I was sound asleep Father’s Day morning and there was knocking and knocking on the front door at the cabin and I made it a part of my dream, but the knocking kept on and on & I finally woke up and there was Fred Seychuk and the neighbors past him at my door showing me that the water was over the little bridge over the spring-fed stream where my car was parked! They were ready to pull the car off the little bridge but I got in the car and it started and I was able to drive the car onto the land and park it where the land was highest from the river.  What drama!  Juniper on Monday went up over the hill to catch the school bus to go to SSSS, while Luc was glad to miss school!  We carried our suitcases up the same way so we could go out to the airport to fly to my parents 60th wedding anniversary in Delaware on June 26.

Bruce McGonigal, who was working with water management in Smithers at the time, sent along this information:

On June 14th, 1986 – Heavy rain began after 18:00 hrs. The rain continued on June 15th with the greatest amount recorded on that day for that month. A lesser amount fell on the 16th and by the 19th the rain stopped.

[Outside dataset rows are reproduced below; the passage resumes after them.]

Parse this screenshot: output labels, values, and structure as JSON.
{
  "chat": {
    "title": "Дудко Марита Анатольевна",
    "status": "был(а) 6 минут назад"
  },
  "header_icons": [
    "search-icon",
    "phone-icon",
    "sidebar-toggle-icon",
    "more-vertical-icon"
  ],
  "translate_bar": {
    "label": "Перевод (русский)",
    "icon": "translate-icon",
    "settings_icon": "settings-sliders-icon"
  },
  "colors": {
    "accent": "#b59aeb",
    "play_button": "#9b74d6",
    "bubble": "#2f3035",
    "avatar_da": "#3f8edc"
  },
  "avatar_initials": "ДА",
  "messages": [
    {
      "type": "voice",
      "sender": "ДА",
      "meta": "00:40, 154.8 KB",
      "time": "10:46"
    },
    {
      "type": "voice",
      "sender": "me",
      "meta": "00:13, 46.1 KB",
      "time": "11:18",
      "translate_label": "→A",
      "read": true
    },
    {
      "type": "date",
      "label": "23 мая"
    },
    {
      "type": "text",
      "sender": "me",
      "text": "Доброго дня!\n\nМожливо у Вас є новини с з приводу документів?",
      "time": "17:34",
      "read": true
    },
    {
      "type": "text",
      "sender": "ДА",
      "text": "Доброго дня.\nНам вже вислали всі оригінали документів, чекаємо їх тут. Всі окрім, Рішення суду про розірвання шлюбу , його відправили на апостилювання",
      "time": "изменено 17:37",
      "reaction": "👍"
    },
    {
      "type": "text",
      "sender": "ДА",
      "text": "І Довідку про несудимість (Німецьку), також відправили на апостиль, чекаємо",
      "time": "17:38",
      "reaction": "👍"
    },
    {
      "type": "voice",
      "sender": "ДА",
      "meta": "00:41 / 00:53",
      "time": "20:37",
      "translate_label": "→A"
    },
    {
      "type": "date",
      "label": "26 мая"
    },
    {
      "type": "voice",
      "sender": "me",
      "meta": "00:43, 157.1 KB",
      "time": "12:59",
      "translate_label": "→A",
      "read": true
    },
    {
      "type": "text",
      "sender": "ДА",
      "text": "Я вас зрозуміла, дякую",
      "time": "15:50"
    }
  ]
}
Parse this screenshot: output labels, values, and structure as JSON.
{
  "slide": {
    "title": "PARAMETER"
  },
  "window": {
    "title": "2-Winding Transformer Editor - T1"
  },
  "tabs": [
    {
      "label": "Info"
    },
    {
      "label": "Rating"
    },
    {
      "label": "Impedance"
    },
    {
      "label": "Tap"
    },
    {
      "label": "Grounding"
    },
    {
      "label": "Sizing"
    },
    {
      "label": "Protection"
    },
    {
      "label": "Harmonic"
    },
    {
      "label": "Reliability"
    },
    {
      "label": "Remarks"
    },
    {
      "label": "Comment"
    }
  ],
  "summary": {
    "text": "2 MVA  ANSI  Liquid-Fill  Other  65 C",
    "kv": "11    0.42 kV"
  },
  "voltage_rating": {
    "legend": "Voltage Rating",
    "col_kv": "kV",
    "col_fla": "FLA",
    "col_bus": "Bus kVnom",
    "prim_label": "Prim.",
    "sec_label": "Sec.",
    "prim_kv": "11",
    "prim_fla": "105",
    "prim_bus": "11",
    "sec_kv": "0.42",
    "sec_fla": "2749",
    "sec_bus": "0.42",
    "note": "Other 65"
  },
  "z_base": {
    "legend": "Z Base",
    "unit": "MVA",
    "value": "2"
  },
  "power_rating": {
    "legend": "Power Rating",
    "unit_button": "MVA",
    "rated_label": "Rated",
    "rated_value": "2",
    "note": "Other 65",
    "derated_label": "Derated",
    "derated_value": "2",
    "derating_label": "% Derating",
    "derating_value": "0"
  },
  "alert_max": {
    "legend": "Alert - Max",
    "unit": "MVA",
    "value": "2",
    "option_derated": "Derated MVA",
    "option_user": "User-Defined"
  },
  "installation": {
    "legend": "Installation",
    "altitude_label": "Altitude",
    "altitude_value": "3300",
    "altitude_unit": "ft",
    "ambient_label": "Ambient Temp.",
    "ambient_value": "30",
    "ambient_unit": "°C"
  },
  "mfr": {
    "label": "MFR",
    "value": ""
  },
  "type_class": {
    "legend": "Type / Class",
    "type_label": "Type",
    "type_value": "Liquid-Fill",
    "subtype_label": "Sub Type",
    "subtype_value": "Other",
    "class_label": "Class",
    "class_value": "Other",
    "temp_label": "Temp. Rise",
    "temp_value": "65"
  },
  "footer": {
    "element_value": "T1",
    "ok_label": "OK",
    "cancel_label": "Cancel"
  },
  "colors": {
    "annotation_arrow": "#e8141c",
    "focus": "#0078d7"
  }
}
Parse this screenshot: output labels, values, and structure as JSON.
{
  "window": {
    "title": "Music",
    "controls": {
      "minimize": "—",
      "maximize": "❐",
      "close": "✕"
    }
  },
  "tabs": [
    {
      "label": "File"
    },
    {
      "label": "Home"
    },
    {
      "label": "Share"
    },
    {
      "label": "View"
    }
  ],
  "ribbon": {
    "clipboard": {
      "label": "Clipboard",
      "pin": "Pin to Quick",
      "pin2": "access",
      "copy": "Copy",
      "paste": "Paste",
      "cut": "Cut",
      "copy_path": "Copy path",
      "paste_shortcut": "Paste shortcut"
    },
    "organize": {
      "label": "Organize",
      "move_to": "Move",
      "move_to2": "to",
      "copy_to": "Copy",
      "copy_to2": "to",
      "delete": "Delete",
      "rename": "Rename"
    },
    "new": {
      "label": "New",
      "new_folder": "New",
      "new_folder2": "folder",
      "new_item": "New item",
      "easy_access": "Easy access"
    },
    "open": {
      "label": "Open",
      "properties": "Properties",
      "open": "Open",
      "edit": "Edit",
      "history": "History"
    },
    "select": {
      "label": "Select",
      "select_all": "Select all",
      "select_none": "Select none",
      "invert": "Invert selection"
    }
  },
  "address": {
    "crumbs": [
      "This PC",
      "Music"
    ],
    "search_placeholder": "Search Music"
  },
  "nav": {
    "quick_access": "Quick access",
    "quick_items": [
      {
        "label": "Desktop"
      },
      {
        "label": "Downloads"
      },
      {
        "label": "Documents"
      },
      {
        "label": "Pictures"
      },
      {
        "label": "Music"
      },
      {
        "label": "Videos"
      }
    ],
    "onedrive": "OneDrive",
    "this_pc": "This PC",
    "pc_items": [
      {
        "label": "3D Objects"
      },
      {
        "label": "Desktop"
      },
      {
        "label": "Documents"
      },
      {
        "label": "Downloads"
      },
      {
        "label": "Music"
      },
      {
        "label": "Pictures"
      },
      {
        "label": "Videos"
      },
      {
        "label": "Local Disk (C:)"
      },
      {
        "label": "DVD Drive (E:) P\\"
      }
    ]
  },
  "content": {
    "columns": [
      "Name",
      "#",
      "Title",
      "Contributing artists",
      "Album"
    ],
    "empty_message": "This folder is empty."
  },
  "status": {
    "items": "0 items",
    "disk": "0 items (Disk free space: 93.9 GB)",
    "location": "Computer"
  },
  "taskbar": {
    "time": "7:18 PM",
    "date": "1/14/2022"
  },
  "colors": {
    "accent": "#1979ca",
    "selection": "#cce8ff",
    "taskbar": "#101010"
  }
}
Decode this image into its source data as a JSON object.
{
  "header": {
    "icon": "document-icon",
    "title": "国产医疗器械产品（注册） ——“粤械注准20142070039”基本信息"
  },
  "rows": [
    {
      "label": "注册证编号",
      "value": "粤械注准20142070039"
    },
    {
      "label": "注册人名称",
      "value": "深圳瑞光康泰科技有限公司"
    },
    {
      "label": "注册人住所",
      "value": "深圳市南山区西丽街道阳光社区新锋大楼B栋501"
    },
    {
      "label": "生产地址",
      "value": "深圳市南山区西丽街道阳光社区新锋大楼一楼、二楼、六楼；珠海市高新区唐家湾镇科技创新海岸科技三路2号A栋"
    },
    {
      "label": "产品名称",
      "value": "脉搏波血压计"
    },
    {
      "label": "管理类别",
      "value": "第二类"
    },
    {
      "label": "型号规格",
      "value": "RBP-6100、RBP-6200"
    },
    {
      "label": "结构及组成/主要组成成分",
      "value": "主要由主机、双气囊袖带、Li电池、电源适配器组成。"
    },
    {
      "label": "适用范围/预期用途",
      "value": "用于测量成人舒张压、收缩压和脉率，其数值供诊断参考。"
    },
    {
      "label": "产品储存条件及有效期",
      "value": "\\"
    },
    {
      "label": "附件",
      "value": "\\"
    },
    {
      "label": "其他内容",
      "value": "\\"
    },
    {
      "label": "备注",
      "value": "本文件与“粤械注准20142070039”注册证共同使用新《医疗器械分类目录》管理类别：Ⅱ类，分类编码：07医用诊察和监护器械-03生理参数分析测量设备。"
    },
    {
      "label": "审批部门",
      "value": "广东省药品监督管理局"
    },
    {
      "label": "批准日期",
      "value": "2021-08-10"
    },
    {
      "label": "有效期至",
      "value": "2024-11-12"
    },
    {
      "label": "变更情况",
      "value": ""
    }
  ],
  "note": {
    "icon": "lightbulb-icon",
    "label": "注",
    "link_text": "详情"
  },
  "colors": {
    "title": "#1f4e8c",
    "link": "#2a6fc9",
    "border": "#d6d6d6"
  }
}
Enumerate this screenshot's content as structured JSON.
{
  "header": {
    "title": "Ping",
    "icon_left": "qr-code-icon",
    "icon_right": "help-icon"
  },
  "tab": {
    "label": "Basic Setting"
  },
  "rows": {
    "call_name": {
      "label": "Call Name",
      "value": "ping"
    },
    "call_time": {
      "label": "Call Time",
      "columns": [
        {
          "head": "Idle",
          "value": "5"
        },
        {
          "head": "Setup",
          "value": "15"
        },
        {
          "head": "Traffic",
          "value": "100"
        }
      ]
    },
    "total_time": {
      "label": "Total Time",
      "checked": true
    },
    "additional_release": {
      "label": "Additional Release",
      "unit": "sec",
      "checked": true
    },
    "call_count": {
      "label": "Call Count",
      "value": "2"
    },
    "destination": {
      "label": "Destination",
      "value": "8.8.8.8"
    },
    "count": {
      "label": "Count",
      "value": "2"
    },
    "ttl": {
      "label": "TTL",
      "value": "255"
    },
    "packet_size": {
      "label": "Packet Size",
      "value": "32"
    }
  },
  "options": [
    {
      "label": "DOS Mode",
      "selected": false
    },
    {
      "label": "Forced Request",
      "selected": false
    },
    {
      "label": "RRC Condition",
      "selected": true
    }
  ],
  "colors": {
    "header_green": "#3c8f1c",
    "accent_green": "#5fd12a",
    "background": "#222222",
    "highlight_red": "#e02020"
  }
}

Water Management staff from Smithers conducted helicopter surveillance (beginning at 12:00 and terminating at 17:00) for Driftwood Creek, Moricetown, Corya Creek, McKinnon Creek, Bulkley River and the Telkwa River and dyke. If memory serves me correctly, a technician (Bruce Jameson) from Prince George spent time in the Driftwood/Canyon Creeks with some flood restoration works.
The flooding event was regional in nature affecting the Hazelton to Houston area. Smaller area catchments were very quick to react to the rain (perhaps rain on snow at higher elevation) event with substantial damage occurring in the Driftwood Creek valley and on the eastern slopes of Hudson Bay Mountain and those small drainages flowing off the eastern slopes.
In terms of flood magnitude, the 1986 flooding event was significant but not close to record setting.
I have provided you, below, with specifics of June day time maximum temperatures (during the event), daily rain fall, water discharge on the Bulkley River and Canyon Creek in an effort to give you some perspective of rainfall amounts and river reaction to same.
Date    Daily Maximum Temp    Daily Rain Fall    Bulkley River at Quick Discharge    Canyon Creek near Smithers Discharge
13th    23.4 C      0 mm                432 cms                  5.77 cms
14th    25.4 C      13.8 mm          426 cms                  9.14 cms
15th    11.5 C       42.6 mm          661 cms                 43.2 cms (second highest discharge for period of record)
16th    16.4 C       13.6 mm           721 cms                41.0 cms
17th    17.6 C        1.9 mm             687 cms               37.4 cms
18th    13.8 C        0.4 mm             619 cms               27.7 cms
19th    16.9 C        0 mm                583 cms                22.1 cms
It’s little wonder we heard those rocks rolling in the creek – seeing how the discharge in Canyon Creek – the next creek over from Driftwood – went from 9.43 cubic meters per second (cms) to 43.2. Yikes!